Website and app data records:

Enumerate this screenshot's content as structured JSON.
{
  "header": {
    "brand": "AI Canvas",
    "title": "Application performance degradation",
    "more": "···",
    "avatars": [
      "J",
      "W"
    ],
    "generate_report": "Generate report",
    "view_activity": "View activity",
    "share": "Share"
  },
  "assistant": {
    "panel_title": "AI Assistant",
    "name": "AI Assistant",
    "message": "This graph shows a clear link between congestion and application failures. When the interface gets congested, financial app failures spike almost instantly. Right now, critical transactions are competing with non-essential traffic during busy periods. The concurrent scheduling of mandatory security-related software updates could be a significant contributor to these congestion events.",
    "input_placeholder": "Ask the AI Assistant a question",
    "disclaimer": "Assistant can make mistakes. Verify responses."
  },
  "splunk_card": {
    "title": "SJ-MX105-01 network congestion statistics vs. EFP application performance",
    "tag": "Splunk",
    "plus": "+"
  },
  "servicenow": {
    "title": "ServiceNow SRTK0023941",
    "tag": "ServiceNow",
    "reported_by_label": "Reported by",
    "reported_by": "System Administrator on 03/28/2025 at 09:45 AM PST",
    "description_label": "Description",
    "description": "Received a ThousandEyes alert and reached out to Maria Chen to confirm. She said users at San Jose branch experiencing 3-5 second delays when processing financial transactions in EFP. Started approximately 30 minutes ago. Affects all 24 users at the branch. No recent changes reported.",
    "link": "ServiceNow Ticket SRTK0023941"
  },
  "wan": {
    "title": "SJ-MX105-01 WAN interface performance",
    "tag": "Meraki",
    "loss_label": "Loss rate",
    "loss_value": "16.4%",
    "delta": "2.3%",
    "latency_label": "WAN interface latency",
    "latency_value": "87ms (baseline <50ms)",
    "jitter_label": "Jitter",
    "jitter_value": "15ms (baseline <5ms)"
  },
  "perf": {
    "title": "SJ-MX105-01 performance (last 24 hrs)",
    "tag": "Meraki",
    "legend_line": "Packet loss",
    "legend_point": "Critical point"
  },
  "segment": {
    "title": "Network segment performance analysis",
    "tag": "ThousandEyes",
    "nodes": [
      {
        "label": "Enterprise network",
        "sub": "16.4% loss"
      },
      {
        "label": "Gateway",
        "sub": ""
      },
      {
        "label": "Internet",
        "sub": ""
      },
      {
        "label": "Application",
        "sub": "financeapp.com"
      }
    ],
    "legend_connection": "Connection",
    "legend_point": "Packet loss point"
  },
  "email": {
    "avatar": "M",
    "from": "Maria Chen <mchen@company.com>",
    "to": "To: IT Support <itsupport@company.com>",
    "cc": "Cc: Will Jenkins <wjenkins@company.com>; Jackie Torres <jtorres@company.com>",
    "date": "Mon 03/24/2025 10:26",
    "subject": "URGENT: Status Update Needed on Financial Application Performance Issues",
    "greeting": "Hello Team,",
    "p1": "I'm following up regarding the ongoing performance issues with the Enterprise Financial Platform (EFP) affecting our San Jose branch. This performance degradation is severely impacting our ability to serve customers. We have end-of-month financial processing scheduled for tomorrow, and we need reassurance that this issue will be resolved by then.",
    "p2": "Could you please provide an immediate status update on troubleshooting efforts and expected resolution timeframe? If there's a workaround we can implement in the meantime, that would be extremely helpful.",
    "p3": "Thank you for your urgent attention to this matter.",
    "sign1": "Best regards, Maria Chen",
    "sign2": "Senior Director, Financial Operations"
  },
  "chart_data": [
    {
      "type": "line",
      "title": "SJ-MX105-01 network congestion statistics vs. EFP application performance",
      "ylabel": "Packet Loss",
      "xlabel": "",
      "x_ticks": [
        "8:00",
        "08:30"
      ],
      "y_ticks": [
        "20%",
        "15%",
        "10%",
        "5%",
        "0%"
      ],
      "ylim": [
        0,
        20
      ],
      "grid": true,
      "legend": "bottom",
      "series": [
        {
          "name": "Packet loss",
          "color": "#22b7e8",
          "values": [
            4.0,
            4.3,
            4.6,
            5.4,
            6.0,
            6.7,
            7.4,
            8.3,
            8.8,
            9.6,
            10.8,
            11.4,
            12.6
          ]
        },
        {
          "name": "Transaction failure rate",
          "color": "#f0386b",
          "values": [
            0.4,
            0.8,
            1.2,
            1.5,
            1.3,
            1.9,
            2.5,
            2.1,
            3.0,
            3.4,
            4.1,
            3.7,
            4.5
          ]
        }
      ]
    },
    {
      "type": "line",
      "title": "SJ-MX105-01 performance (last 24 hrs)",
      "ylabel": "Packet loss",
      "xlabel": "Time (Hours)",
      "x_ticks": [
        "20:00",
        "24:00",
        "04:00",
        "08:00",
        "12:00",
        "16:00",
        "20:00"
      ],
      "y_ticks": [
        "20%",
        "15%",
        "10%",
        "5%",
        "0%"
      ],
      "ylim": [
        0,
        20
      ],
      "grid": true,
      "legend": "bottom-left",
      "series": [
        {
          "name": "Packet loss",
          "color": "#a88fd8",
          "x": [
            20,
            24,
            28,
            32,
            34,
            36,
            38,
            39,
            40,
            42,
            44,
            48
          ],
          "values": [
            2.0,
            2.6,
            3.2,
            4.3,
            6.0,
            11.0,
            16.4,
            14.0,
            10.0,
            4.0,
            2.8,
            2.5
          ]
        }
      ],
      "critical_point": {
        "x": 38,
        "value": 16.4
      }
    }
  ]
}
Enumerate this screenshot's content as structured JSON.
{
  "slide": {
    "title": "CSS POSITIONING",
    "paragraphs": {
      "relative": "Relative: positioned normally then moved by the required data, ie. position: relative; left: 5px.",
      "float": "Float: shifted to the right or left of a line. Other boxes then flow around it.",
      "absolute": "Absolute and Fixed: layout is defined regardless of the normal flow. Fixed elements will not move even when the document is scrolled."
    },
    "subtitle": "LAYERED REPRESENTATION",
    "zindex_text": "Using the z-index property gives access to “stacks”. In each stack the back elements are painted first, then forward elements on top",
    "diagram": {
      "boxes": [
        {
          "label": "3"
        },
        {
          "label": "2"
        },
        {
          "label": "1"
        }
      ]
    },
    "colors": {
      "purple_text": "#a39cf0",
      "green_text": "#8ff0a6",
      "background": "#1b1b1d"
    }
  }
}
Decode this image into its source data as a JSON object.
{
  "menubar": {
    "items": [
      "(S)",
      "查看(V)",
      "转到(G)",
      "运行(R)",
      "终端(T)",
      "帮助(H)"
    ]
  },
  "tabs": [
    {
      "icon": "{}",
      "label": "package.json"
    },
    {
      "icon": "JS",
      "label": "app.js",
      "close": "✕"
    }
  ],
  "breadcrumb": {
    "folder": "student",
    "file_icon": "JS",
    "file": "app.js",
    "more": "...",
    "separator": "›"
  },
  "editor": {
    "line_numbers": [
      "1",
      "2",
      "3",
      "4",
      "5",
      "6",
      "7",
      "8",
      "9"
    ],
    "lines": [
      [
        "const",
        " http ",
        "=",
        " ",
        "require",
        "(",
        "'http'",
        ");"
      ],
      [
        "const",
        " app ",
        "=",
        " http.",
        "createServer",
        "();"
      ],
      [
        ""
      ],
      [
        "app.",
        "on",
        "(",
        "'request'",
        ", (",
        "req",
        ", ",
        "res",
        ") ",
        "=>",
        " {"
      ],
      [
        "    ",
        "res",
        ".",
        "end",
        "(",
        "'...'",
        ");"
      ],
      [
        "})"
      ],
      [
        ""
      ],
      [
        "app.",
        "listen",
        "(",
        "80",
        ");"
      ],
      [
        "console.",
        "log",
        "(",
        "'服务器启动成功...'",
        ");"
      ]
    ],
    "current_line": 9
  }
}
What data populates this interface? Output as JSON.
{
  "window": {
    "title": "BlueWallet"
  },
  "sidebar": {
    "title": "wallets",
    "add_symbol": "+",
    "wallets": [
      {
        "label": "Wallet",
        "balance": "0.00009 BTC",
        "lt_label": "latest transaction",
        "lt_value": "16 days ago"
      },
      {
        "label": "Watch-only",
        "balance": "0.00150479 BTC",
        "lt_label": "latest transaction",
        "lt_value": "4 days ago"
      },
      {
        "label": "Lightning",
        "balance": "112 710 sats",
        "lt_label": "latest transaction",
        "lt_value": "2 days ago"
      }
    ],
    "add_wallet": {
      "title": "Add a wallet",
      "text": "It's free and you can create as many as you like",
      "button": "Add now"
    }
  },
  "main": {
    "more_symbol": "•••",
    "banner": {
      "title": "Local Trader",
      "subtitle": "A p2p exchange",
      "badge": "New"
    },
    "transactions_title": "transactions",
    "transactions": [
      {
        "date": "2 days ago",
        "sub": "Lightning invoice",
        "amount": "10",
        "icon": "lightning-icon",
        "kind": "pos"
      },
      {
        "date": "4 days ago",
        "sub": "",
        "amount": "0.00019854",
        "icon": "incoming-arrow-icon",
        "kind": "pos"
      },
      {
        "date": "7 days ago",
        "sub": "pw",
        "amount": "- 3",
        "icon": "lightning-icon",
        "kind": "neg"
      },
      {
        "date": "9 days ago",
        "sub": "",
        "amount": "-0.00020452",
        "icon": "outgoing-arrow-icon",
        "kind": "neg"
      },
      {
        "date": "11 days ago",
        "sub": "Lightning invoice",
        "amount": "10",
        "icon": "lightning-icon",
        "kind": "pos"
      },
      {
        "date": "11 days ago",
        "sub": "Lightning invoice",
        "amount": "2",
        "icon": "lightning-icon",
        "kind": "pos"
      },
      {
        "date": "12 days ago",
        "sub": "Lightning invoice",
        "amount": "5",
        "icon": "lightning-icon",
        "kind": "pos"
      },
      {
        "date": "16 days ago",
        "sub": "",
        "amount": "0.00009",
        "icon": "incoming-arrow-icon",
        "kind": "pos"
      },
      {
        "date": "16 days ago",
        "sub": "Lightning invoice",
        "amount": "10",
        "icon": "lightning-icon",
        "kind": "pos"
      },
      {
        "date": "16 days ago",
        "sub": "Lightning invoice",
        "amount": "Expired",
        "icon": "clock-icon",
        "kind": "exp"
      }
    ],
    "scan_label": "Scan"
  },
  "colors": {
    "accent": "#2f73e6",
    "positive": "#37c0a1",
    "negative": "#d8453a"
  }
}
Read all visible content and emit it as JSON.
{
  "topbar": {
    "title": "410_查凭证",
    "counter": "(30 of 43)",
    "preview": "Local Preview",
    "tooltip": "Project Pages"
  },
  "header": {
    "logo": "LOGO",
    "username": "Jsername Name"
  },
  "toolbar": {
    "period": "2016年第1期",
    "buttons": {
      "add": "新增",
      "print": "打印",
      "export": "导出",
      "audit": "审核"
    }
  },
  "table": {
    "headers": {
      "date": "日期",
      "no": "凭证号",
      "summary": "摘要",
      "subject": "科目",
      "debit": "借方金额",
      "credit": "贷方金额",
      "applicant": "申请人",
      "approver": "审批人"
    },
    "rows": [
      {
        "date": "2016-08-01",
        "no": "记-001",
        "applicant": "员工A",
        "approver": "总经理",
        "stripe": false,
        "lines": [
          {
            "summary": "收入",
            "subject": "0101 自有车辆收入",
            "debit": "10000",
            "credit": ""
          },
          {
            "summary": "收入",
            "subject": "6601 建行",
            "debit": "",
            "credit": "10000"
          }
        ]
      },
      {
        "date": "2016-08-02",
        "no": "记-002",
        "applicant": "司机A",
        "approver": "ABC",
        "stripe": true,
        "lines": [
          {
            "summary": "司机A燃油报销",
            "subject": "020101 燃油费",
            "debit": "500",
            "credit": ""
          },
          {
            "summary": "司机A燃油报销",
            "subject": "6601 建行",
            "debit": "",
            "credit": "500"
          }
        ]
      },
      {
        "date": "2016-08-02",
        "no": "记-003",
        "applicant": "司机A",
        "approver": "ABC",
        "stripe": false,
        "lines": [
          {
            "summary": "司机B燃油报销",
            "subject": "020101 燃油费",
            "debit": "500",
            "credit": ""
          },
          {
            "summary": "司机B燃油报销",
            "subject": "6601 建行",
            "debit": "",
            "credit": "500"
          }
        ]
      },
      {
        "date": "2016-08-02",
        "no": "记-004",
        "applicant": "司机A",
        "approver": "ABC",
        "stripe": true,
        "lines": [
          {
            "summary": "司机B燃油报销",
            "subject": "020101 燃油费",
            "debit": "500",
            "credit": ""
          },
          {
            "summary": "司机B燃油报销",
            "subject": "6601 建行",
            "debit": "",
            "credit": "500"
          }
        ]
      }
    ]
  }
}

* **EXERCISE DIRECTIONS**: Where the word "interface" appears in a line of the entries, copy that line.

* **OUTPUT FOR THIS EXERCISE**:
    "message": "This graph shows a clear link between congestion and application failures. When the interface gets congested, financial app failures spike almost instantly. Right now, critical transactions are competing with non-essential traffic during busy periods. The concurrent scheduling of mandatory security-related software updates could be a significant contributor to these congestion events.",
    "title": "SJ-MX105-01 WAN interface performance",
    "latency_label": "WAN interface latency",
What data populates this interface? Output as JSON.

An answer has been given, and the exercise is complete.